His marriages were not really as successful as they should have been.

ASPRAY: That's too bad.


ASPRAY: We were trying to figure out whether he had been back to Hungary after World War II.


WIGNER: You know, I don't remember having heard that he was back, but he may have been back without my knowing it. You see, I also went back, not right away, because I was afraid that the Hungarians wanted to find out the secret of the atomic bomb from me, and they would not leave me alone. And so I don't know whether he went back. But eventually I went back because they knew the secrets of the atomic bomb.

ASPRAY: Did you remain fairly close to him later in his life?

WIGNER: Fairly close only, because, you see, he went away. He lived for a long time in Washington.
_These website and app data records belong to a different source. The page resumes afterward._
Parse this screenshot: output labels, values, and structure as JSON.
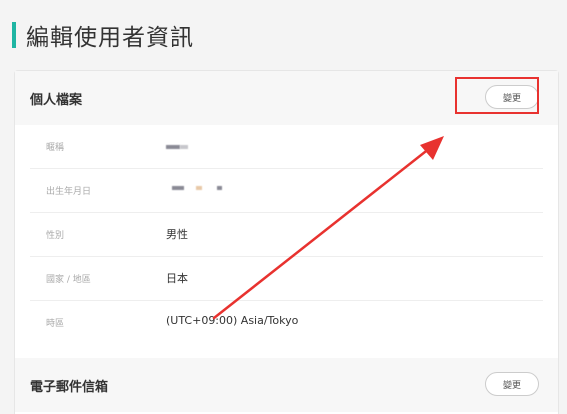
{
  "page": {
    "title": "編輯使用者資訊",
    "accent_color": "#1fb5a3"
  },
  "profile_section": {
    "title": "個人檔案",
    "change_label": "變更",
    "rows": [
      {
        "label": "暱稱",
        "value": "",
        "value_state": "redacted"
      },
      {
        "label": "出生年月日",
        "value": "",
        "value_state": "redacted"
      },
      {
        "label": "性別",
        "value": "男性"
      },
      {
        "label": "國家 / 地區",
        "value": "日本"
      },
      {
        "label": "時區",
        "value": "(UTC+09:00) Asia/Tokyo"
      }
    ]
  },
  "email_section": {
    "title": "電子郵件信箱",
    "change_label": "變更"
  },
  "annotation": {
    "highlight_color": "#e8322f",
    "arrow_color": "#e8322f"
  }
}
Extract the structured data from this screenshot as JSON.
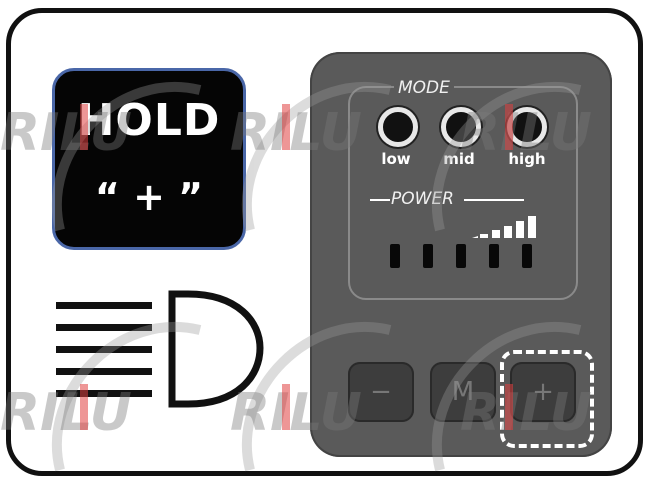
{
  "instruction": {
    "hold_text": "HOLD",
    "key_text": "“ + ”"
  },
  "device": {
    "mode_label": "MODE",
    "power_label": "POWER",
    "led_labels": [
      "low",
      "mid",
      "high"
    ],
    "power_bar_count": 5,
    "keys": [
      "−",
      "M",
      "+"
    ]
  },
  "icons": {
    "headlight": "high-beam-headlight-icon",
    "signal": "signal-strength-icon"
  },
  "watermark_text": "RILU",
  "colors": {
    "hold_border": "#4a67a8",
    "watermark_red": "#e04040",
    "device_body": "#5a5a5a"
  }
}
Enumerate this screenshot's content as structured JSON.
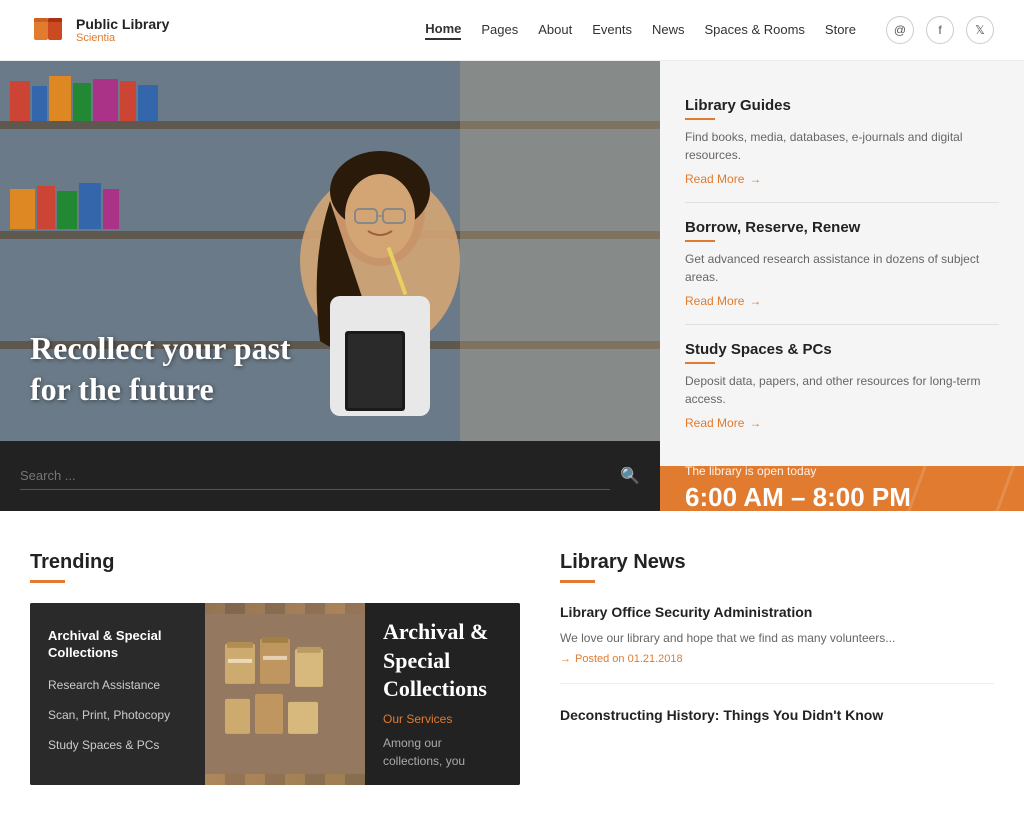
{
  "header": {
    "logo_title": "Public Library",
    "logo_subtitle": "Scientia",
    "nav_links": [
      {
        "label": "Home",
        "active": true
      },
      {
        "label": "Pages",
        "active": false
      },
      {
        "label": "About",
        "active": false
      },
      {
        "label": "Events",
        "active": false
      },
      {
        "label": "News",
        "active": false
      },
      {
        "label": "Spaces & Rooms",
        "active": false
      },
      {
        "label": "Store",
        "active": false
      }
    ],
    "nav_icons": [
      "@",
      "f",
      "t"
    ]
  },
  "hero": {
    "headline_line1": "Recollect your past",
    "headline_line2": "for the future",
    "search_placeholder": "Search ...",
    "open_today_label": "The library is open today",
    "open_hours": "6:00 AM – 8:00 PM"
  },
  "guides": [
    {
      "title": "Library Guides",
      "description": "Find books, media, databases, e-journals and digital resources.",
      "read_more": "Read More"
    },
    {
      "title": "Borrow, Reserve, Renew",
      "description": "Get advanced research assistance in dozens of subject areas.",
      "read_more": "Read More"
    },
    {
      "title": "Study Spaces & PCs",
      "description": "Deposit data, papers, and other resources for long-term access.",
      "read_more": "Read More"
    }
  ],
  "trending": {
    "section_title": "Trending",
    "menu_header_title": "Archival & Special Collections",
    "menu_items": [
      "Research Assistance",
      "Scan, Print, Photocopy",
      "Study Spaces & PCs"
    ],
    "content_tag": "Archival & Special Collections",
    "content_title": "Archival & Special Collections",
    "content_subtitle": "Our Services",
    "content_text": "Among our collections, you"
  },
  "library_news": {
    "section_title": "Library News",
    "items": [
      {
        "title": "Library Office Security Administration",
        "description": "We love our library and hope that we find as many volunteers...",
        "date": "Posted on 01.21.2018"
      },
      {
        "title": "Deconstructing History: Things You Didn't Know",
        "description": "",
        "date": ""
      }
    ]
  }
}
But in

Princeton we saw each other quite frequently. He had nice parties, many people there, and I enjoyed that. And he was a very nice person.

ASPRAY: Yes. You did some work in the area of and self-replication... There was that one book that...

15 WIGNER: Yes.

ASPRAY: Was that related at all to what von Neumann was doing?

WIGNER: I don't know, but perhaps the whole idea to work on it, to think about it, perhaps that was inspired by

Johnny. I don't know for sure. And I don't want to maintain it. But it seems to me natural, you know, what directs your thinking in science is not very clear.

ASPRAY: Sure, but you were familiar with his work in this area.


ASPRAY: Is there anything that you think that has been said about von Neumann that's really wrong, that's been in the literature, things that you would like to correct?

WIGNER: I think some of the literature criticized him. Is that true?

ASPRAY: A little... One book in particular that I...

WIGNER: Which one?

ASPRAY: The Steven Himes book.


ASPRAY: A very bad book.

16 WIGNER: I think so. That's what I wanted to tell you.